- Opening Delimiter -
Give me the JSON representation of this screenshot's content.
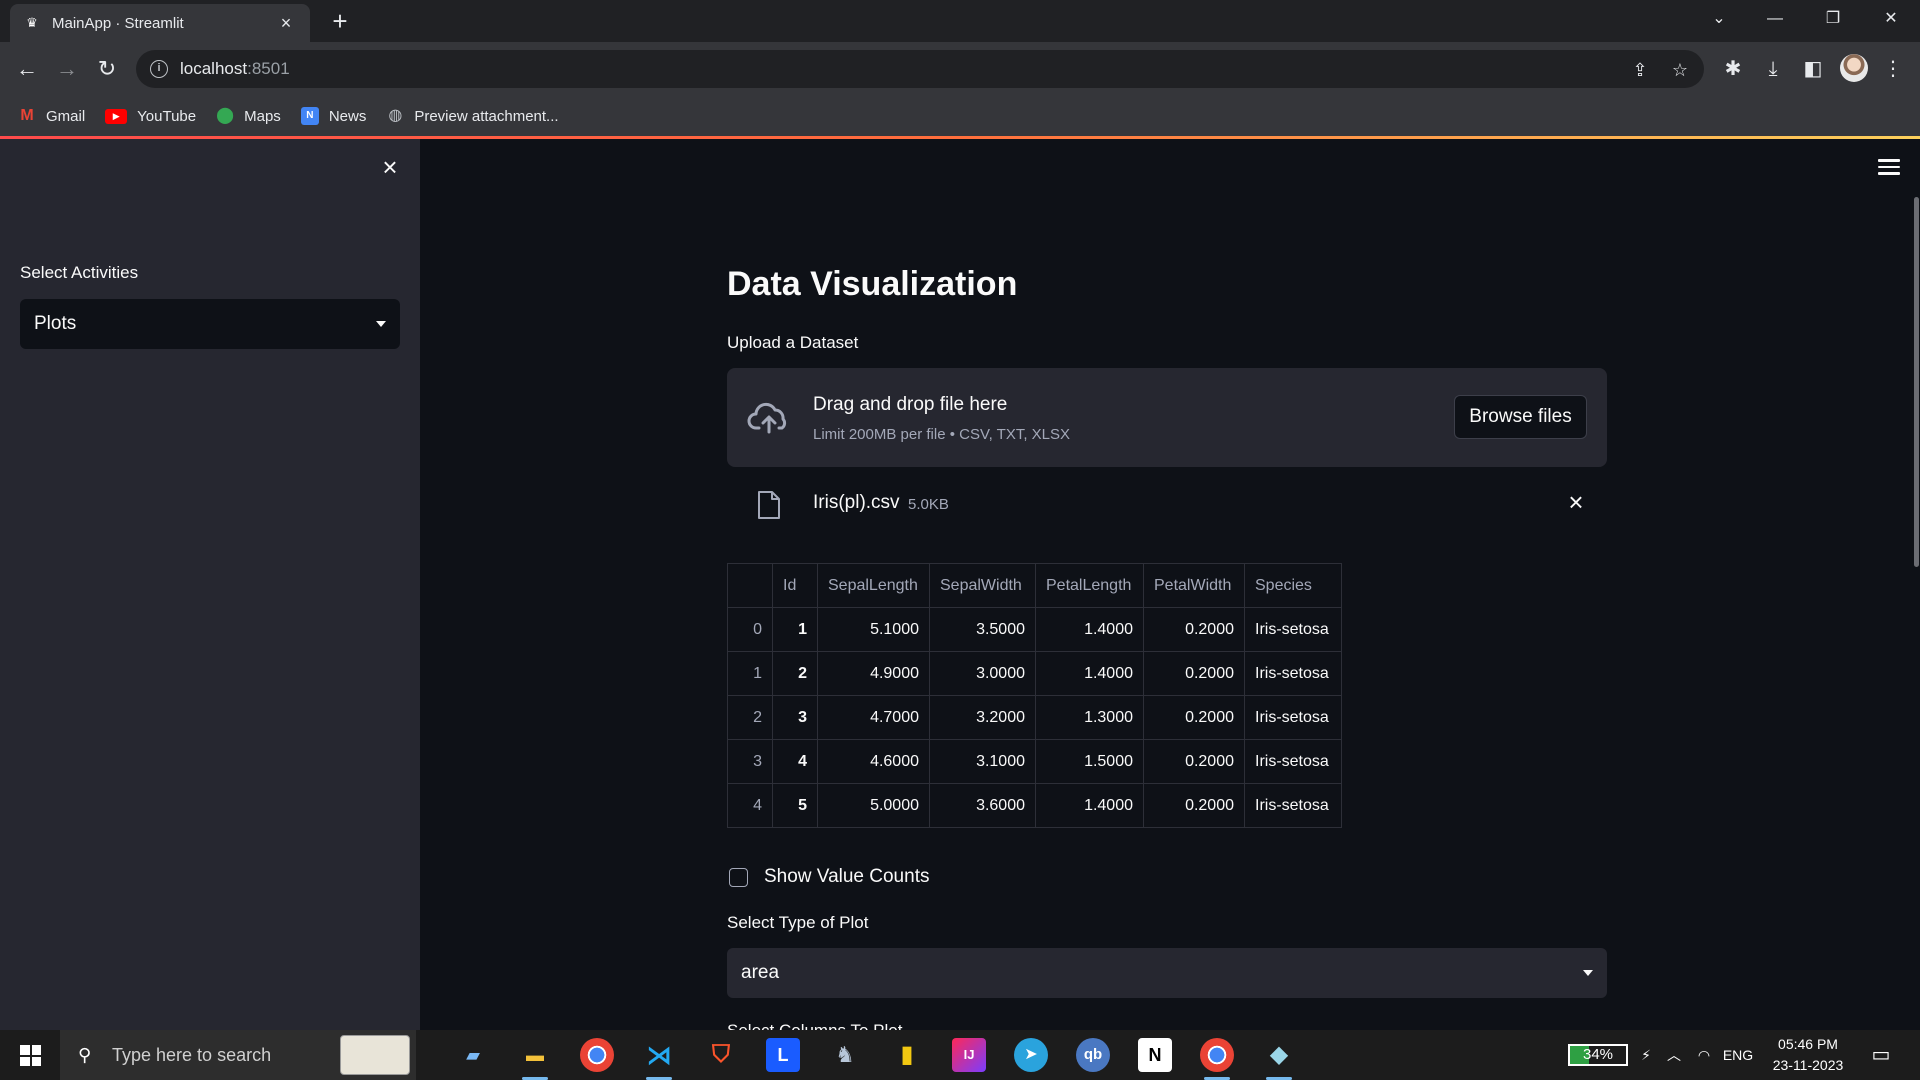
{
  "browser": {
    "tab_title": "MainApp · Streamlit",
    "url_host": "localhost",
    "url_port": ":8501",
    "bookmarks": [
      {
        "label": "Gmail",
        "icon": "gmail-icon"
      },
      {
        "label": "YouTube",
        "icon": "youtube-icon"
      },
      {
        "label": "Maps",
        "icon": "maps-icon"
      },
      {
        "label": "News",
        "icon": "news-icon"
      },
      {
        "label": "Preview attachment...",
        "icon": "globe-icon"
      }
    ]
  },
  "sidebar": {
    "label": "Select Activities",
    "select_value": "Plots"
  },
  "main": {
    "title": "Data Visualization",
    "upload_label": "Upload a Dataset",
    "dropzone": {
      "title": "Drag and drop file here",
      "subtitle": "Limit 200MB per file • CSV, TXT, XLSX",
      "browse_label": "Browse files"
    },
    "file": {
      "name": "Iris(pl).csv",
      "size": "5.0KB"
    },
    "table": {
      "columns": [
        "",
        "Id",
        "SepalLength",
        "SepalWidth",
        "PetalLength",
        "PetalWidth",
        "Species"
      ],
      "rows": [
        [
          "0",
          "1",
          "5.1000",
          "3.5000",
          "1.4000",
          "0.2000",
          "Iris-setosa"
        ],
        [
          "1",
          "2",
          "4.9000",
          "3.0000",
          "1.4000",
          "0.2000",
          "Iris-setosa"
        ],
        [
          "2",
          "3",
          "4.7000",
          "3.2000",
          "1.3000",
          "0.2000",
          "Iris-setosa"
        ],
        [
          "3",
          "4",
          "4.6000",
          "3.1000",
          "1.5000",
          "0.2000",
          "Iris-setosa"
        ],
        [
          "4",
          "5",
          "5.0000",
          "3.6000",
          "1.4000",
          "0.2000",
          "Iris-setosa"
        ]
      ]
    },
    "checkbox_label": "Show Value Counts",
    "plot_type_label": "Select Type of Plot",
    "plot_type_value": "area",
    "columns_label_partial": "Select Columns To Plot"
  },
  "taskbar": {
    "search_placeholder": "Type here to search",
    "apps": [
      "file-explorer-icon",
      "folder-icon",
      "chrome-icon",
      "vscode-icon",
      "brave-icon",
      "l-app-icon",
      "postgres-icon",
      "powerbi-icon",
      "intellij-icon",
      "telegram-icon",
      "qbittorrent-icon",
      "notion-icon",
      "chrome-active-icon",
      "tablet-app-icon"
    ],
    "battery": "34%",
    "language": "ENG",
    "time": "05:46 PM",
    "date": "23-11-2023"
  },
  "colors": {
    "streamlit_bg": "#0e1117",
    "sidebar_bg": "#262730",
    "accent_gradient_start": "#ff4b4b",
    "accent_gradient_end": "#fdd15c"
  }
}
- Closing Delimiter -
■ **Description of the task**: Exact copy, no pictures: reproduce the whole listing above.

■ **Exercise response**:
Give me the JSON representation of this screenshot's content.
{
  "browser": {
    "tab_title": "MainApp · Streamlit",
    "url_host": "localhost",
    "url_port": ":8501",
    "bookmarks": [
      {
        "label": "Gmail",
        "icon": "gmail-icon"
      },
      {
        "label": "YouTube",
        "icon": "youtube-icon"
      },
      {
        "label": "Maps",
        "icon": "maps-icon"
      },
      {
        "label": "News",
        "icon": "news-icon"
      },
      {
        "label": "Preview attachment...",
        "icon": "globe-icon"
      }
    ]
  },
  "sidebar": {
    "label": "Select Activities",
    "select_value": "Plots"
  },
  "main": {
    "title": "Data Visualization",
    "upload_label": "Upload a Dataset",
    "dropzone": {
      "title": "Drag and drop file here",
      "subtitle": "Limit 200MB per file • CSV, TXT, XLSX",
      "browse_label": "Browse files"
    },
    "file": {
      "name": "Iris(pl).csv",
      "size": "5.0KB"
    },
    "table": {
      "columns": [
        "",
        "Id",
        "SepalLength",
        "SepalWidth",
        "PetalLength",
        "PetalWidth",
        "Species"
      ],
      "rows": [
        [
          "0",
          "1",
          "5.1000",
          "3.5000",
          "1.4000",
          "0.2000",
          "Iris-setosa"
        ],
        [
          "1",
          "2",
          "4.9000",
          "3.0000",
          "1.4000",
          "0.2000",
          "Iris-setosa"
        ],
        [
          "2",
          "3",
          "4.7000",
          "3.2000",
          "1.3000",
          "0.2000",
          "Iris-setosa"
        ],
        [
          "3",
          "4",
          "4.6000",
          "3.1000",
          "1.5000",
          "0.2000",
          "Iris-setosa"
        ],
        [
          "4",
          "5",
          "5.0000",
          "3.6000",
          "1.4000",
          "0.2000",
          "Iris-setosa"
        ]
      ]
    },
    "checkbox_label": "Show Value Counts",
    "plot_type_label": "Select Type of Plot",
    "plot_type_value": "area",
    "columns_label_partial": "Select Columns To Plot"
  },
  "taskbar": {
    "search_placeholder": "Type here to search",
    "apps": [
      "file-explorer-icon",
      "folder-icon",
      "chrome-icon",
      "vscode-icon",
      "brave-icon",
      "l-app-icon",
      "postgres-icon",
      "powerbi-icon",
      "intellij-icon",
      "telegram-icon",
      "qbittorrent-icon",
      "notion-icon",
      "chrome-active-icon",
      "tablet-app-icon"
    ],
    "battery": "34%",
    "language": "ENG",
    "time": "05:46 PM",
    "date": "23-11-2023"
  },
  "colors": {
    "streamlit_bg": "#0e1117",
    "sidebar_bg": "#262730",
    "accent_gradient_start": "#ff4b4b",
    "accent_gradient_end": "#fdd15c"
  }
}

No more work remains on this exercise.